Khaled and me! Khaled has a great interest in Russia, so when he is teaching me some Tunisian, I teach him some Russian.
After I got home I went for a run around 5.30 PM and did some workout as usual. Don't feel 100 % yet, but I hope it will get better. A really sweet thing happened when I was sitting and reading articles and doing sit-ups by the beach - a boy came forward and started to speak with me in Tunisian and wanted to take a photo with me, with my phone. After we had taken the photo, he said "Merci", then kissed me on the cheek and ran away, blushing. So cute!

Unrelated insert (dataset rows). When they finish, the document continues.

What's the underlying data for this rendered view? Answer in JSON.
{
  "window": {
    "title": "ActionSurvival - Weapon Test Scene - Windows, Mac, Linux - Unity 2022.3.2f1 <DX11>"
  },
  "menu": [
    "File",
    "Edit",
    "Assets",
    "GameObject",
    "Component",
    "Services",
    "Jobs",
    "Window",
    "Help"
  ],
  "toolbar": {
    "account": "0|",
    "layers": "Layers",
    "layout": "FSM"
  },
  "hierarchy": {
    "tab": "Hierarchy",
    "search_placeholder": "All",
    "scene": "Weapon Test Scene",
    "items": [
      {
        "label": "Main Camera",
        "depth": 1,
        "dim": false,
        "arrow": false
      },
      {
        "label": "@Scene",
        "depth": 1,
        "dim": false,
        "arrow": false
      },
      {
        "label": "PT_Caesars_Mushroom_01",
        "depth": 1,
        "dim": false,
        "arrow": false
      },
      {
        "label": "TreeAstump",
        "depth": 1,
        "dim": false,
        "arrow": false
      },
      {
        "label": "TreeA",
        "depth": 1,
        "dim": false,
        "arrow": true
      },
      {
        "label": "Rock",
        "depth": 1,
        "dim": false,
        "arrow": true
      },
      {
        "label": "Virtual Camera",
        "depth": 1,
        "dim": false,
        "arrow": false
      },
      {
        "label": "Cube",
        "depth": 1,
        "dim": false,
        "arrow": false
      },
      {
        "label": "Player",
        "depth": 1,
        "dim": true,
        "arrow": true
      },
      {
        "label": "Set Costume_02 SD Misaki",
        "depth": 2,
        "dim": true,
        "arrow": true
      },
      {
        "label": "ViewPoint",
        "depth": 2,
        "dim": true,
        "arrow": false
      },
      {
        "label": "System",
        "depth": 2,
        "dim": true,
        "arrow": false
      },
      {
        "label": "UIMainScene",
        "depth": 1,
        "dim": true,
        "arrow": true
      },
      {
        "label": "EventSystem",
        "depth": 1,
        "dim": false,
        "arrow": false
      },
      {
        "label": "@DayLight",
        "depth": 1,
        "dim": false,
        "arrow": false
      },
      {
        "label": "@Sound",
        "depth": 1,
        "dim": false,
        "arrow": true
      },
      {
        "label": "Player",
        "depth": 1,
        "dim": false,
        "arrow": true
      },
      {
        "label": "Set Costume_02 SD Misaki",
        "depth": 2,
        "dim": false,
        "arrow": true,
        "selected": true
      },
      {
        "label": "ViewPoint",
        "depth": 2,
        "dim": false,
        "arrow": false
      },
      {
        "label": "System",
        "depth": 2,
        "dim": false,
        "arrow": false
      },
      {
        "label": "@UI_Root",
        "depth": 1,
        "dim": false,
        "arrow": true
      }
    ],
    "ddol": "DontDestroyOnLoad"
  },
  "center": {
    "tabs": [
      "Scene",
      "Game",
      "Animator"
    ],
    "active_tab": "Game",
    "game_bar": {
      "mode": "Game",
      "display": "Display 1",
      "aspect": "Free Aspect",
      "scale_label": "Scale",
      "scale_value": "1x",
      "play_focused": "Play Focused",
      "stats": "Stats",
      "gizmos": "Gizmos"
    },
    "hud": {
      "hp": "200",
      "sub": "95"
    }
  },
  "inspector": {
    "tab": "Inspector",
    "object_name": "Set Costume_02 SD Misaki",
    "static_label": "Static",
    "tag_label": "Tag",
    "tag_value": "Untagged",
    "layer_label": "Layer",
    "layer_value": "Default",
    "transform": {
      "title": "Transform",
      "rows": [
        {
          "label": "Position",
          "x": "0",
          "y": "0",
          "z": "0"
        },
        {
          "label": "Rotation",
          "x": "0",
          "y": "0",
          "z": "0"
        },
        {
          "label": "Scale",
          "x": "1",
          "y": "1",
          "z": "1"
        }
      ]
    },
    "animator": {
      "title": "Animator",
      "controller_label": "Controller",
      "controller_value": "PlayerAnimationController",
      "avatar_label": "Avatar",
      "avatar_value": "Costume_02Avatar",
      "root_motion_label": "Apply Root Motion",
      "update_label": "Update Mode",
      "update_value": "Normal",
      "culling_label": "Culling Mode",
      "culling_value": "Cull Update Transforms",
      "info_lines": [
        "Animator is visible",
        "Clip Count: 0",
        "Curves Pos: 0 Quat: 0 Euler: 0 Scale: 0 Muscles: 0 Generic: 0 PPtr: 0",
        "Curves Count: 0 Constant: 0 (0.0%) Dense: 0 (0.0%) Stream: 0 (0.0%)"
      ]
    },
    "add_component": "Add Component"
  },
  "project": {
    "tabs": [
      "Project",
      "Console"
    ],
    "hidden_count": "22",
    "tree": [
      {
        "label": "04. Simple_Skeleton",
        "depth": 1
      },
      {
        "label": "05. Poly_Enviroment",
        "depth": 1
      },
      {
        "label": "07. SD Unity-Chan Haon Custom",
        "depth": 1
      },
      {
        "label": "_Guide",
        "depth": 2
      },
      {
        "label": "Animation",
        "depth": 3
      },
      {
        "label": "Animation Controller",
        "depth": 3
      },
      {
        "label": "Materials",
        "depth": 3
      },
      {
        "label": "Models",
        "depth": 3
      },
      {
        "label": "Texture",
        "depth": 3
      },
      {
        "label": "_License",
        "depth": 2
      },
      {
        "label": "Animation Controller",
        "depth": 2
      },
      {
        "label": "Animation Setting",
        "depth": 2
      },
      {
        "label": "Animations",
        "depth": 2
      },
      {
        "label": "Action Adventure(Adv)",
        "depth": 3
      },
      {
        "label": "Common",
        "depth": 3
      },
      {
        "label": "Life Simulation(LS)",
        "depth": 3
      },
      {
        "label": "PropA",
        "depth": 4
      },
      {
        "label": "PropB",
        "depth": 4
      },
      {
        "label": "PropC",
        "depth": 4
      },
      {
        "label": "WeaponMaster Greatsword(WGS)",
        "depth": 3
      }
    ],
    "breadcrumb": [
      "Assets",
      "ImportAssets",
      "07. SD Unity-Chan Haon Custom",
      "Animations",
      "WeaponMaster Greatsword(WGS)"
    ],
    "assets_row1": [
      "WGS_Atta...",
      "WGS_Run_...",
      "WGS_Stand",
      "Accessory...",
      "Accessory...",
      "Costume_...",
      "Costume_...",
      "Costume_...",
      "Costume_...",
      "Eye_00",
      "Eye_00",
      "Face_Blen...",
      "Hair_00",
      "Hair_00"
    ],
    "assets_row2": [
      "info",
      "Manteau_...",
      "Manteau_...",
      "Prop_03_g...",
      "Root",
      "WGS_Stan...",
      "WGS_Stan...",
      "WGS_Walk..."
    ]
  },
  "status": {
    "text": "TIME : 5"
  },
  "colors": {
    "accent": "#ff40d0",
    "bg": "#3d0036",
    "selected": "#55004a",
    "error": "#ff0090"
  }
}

I get quite a lot of interactions from people here in Tunisia, which I believe has to do mostly with that people like tourists, that I look different and that I do sports. Even if it feels strange sometimes (especially on the beach when I'm swimming) to take photos with people, I don't really mind it. When I lived in Asia, especially in China, people were so fascinated about Westerners because of their "white skin", "high nosebone", "double eyelids" and fair hair, and always wanted to take photos. I think it's nice that people can appreciate differences in our appearences, and find what's beautiful in our different features. If people want to take photos with me because they think I look exotic, I can deal with feeling a bit uncomofortable if it makes them happy.
Sunset 7.30 PM - can't get enough of this view
About clothes in Tunisia, that is another question that people from back home have asked me about. I thought that you had to be completely covered, like in India, and actually didn't bring much clothes from back home, since I thought that I would buy and wear the traditonal Tunisian clothes (which no one is wearing except for during celebrations, by the way). Where I live in Sidi Bou Saïd (and La Marsa) I have seen a lot of people with quite short shorts and dressed, even though it's Ramadan, and then people are even supposed to tone down their dressing style a bit. Apparently things will change a lot after Ramadan; clubs will open, there will be more people in the streets all the time and not only after 10 PM, and people will dress differently. I will therefore wait a bit to comment if people really dress like in Europe here, but as for me, I basically don't feel restricted at all.
I keep looking forward to learn more about this country and its people. I basically only spend time with Tunisians at and outside of work, and I really enjoy it and feel that I learn a lot from it. The world is really a big place, but the more you travel and see, the more you realize how similar people are and as someone at Oriflame wrote today; the most important things in life aren't things.
Warm regards from Tunisia!